#### [PROBLEM TO WORK ON]
List, from the lines below, each one with "device" in it.

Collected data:
====
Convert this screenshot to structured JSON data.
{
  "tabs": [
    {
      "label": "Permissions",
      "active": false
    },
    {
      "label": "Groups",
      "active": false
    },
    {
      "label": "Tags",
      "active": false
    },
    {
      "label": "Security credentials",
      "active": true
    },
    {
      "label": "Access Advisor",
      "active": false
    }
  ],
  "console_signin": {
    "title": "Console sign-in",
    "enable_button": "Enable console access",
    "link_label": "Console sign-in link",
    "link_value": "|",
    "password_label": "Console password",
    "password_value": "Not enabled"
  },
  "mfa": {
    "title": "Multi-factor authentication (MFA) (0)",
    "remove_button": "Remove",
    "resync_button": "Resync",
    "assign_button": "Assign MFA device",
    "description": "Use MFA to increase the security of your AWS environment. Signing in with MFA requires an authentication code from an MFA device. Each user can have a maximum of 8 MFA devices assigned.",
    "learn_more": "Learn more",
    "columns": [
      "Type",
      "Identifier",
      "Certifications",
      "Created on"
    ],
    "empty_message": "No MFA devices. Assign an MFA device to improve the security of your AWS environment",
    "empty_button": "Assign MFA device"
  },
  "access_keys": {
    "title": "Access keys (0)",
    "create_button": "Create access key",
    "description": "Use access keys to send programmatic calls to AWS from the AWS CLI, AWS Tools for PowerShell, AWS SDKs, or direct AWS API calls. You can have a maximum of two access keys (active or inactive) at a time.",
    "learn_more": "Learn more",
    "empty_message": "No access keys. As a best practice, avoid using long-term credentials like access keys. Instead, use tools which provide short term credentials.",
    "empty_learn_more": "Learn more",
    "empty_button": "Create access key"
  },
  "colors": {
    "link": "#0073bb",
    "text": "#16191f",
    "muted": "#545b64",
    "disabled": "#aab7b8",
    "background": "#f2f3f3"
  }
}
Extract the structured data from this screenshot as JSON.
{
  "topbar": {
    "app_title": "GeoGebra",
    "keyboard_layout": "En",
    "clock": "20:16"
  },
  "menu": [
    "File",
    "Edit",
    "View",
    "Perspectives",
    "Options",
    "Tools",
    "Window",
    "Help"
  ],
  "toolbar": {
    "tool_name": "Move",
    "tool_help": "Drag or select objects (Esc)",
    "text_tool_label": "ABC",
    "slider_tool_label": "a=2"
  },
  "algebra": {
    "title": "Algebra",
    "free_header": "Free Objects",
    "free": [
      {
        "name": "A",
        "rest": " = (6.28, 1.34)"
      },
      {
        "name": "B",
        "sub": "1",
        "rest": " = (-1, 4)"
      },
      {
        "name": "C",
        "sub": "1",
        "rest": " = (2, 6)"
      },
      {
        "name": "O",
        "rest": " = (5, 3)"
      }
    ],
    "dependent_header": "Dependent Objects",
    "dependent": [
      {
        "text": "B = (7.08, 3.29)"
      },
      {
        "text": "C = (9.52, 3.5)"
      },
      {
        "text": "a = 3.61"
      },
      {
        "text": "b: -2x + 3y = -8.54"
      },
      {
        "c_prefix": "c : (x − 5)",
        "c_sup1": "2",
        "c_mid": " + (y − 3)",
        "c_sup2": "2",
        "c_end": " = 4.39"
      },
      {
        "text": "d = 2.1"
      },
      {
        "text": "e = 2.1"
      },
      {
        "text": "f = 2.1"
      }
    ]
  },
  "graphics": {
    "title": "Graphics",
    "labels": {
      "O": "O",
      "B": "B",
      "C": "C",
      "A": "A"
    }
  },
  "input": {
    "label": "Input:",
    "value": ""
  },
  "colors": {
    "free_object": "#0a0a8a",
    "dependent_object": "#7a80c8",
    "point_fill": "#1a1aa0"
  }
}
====
#### [ANSWER SPACE]
    "assign_button": "Assign MFA device",
    "description": "Use MFA to increase the security of your AWS environment. Signing in with MFA requires an authentication code from an MFA device. Each user can have a maximum of 8 MFA devices assigned.",
    "empty_message": "No MFA devices. Assign an MFA device to improve the security of your AWS environment",
    "empty_button": "Assign MFA device"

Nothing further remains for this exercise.